Tickle your chin to banish chronic snoring
02:31 GMT, 9 April 2013
02:33 GMT, 9 April 2013
Doctors are using a ‘chin stroker’ to tackle snoring.
The device stimulates muscles under the chin with small electric shocks, which they say helps ease symptoms in patients with obstructive sleep apnoea.
This condition, which triggers snoring, causes the tongue to flop back into the throat.
Snoring occurs when the airway is partially obstructed – the sound is generated by air rushing past the soft tissues in the throat
Other soft tissues in the throat can also collapse, blocking the airway.
The idea is that by stimulating the muscles that control the tongue and other parts of the throat, the airways will widen, therefore silencing the snores.
Obstructive sleep apnoea affects around 4 per cent of middle-aged people, and leads to the sufferer’s throat closing repeatedly during the night.
Snoring occurs when the airway is partially obstructed — the sound is generated by air rushing past the soft tissues in the throat.
In severe cases the airway can become completely blocked, stopping breathing for up to ten seconds, before the brain jolts the body awake, causing the airway to reopen.
Electrodes are placed either side of the throat directly underneath the jaw
Risk factors include being overweight and some medications, including sleeping pills.
The condition also becomes more common around the time of the menopause, possibly because hormonal changes cause the throat muscles to relax more than usual.
The new treatment, on trial at Guy’s and St Thomas’ NHS Foundation Trust in London, uses a technique known as continuous transcutaneous electrical stimulation.
Electrodes are placed either side of the throat directly underneath the jaw.
These deliver small electrical shocks that cause the muscles to contract, pulling open the airway.
An earlier study involving 33 patients showed that using the device at night for ten minutes at a time stimulates the genioglossus muscle, which runs from the chin to the tongue, and helps widen the airway.
Another small study, with six patients, at Tohoku University School of Medicine in Japan found a 50 per cent improvement in symptoms.
Now doctors at Guy’s and St Thomas’ have developed a new version of the device that senses when an episode is taking place by using a small microphone that detects the sound of snoring and a sensor that detects airflow from the nose.
It then delivers a burst of electric currents until normal breathing is restored.
The electrical currents are painless, and do not wake the patient.
The device is being tested in a new trial involving nearly 50 patients.
Meanwhile, scientists from the UK and Canada have started to unravel the mysteries of alcohol and sleep.
Previous research suggests a late-night tipple worsens sleep. But after reviewing more than 200 studies, the scientists have revealed that the effect of alcohol might actually produce a different outcome.
It seems to increase the amount of deep sleep in the first half of the night, which is important for creating new memories and keeping the immune system healthy.

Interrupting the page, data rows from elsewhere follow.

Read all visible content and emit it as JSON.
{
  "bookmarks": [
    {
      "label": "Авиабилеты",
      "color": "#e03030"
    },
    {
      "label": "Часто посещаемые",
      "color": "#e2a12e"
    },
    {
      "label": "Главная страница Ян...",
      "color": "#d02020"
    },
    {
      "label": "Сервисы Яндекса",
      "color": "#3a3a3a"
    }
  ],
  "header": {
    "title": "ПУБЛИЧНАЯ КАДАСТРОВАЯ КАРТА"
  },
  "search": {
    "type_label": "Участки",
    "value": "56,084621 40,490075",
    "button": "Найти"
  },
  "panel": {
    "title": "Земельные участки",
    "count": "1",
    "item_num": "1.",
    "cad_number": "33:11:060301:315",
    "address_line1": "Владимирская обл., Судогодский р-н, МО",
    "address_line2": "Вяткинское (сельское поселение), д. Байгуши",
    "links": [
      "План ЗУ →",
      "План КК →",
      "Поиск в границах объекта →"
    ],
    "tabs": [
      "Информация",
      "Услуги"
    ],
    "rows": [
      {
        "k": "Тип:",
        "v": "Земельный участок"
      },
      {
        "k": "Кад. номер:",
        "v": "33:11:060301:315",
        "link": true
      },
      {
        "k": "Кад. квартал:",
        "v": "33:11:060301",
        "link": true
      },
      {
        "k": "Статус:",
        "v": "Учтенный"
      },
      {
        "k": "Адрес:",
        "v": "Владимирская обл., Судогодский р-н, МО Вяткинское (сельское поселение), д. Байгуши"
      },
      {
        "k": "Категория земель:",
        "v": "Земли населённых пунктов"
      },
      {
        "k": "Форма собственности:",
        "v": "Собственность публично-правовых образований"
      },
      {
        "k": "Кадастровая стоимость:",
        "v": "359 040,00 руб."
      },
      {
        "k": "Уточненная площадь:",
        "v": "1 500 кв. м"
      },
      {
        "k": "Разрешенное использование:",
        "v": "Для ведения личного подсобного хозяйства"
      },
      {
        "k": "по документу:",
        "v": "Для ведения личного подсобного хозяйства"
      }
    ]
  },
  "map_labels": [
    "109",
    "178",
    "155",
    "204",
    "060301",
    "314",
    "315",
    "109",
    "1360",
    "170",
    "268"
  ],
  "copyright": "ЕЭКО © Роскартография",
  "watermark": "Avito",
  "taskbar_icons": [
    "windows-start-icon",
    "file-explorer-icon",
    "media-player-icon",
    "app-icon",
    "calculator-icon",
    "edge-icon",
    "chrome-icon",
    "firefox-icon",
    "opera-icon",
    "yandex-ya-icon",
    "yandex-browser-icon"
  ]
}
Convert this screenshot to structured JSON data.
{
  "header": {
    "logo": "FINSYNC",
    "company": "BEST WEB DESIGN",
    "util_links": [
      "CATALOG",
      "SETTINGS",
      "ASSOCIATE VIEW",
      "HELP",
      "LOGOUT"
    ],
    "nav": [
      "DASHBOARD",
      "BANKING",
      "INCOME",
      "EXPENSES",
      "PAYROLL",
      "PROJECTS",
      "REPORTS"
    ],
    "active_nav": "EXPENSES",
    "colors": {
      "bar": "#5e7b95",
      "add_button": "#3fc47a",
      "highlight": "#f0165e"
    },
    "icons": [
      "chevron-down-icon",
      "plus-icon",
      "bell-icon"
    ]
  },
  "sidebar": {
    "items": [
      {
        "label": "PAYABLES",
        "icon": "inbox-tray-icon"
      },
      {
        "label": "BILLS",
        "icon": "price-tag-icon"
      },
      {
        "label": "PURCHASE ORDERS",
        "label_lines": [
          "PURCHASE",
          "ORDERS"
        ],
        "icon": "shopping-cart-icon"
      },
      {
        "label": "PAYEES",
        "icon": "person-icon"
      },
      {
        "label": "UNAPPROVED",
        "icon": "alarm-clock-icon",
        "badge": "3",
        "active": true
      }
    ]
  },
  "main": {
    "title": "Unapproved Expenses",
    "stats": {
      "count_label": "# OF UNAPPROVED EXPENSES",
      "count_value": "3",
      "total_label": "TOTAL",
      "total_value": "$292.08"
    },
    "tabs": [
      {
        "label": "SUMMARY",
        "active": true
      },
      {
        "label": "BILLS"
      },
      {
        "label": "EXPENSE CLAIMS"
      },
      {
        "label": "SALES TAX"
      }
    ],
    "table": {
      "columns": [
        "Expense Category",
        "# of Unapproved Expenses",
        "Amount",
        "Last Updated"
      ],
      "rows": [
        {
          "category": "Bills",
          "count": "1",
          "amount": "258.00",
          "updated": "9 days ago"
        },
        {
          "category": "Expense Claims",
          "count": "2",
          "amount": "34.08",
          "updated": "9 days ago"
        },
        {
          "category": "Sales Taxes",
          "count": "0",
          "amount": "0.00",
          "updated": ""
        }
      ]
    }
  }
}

However, it also seems to increase the likelihood of snoring and sleepwalking in this sleep phase.
Alcohol then disrupts sleep in the second half of the night, and reduces the amount of time a person spends in so-called REM sleep, the phase during which we dream.
Dr Irshaad Ebrahim, from the London Sleep Centre and one of the researchers behind the study, says this effect on REM sleep may be why people find alcohol before bed helps them feel more relaxed the next day.
‘One hypothesis is that alcohol acts like medications used for depression and anxiety.
‘Studies on patients with depression have identified that they have excessive REM sleep, and that antidepressant medication suppressed this.
‘This impact of alcohol on REM sleep may explain the mood elevation and anxiety reduction associated with alcohol use.’
However, Dr Ebrahim cautions that, overall, alcohol may worsen sleep quality.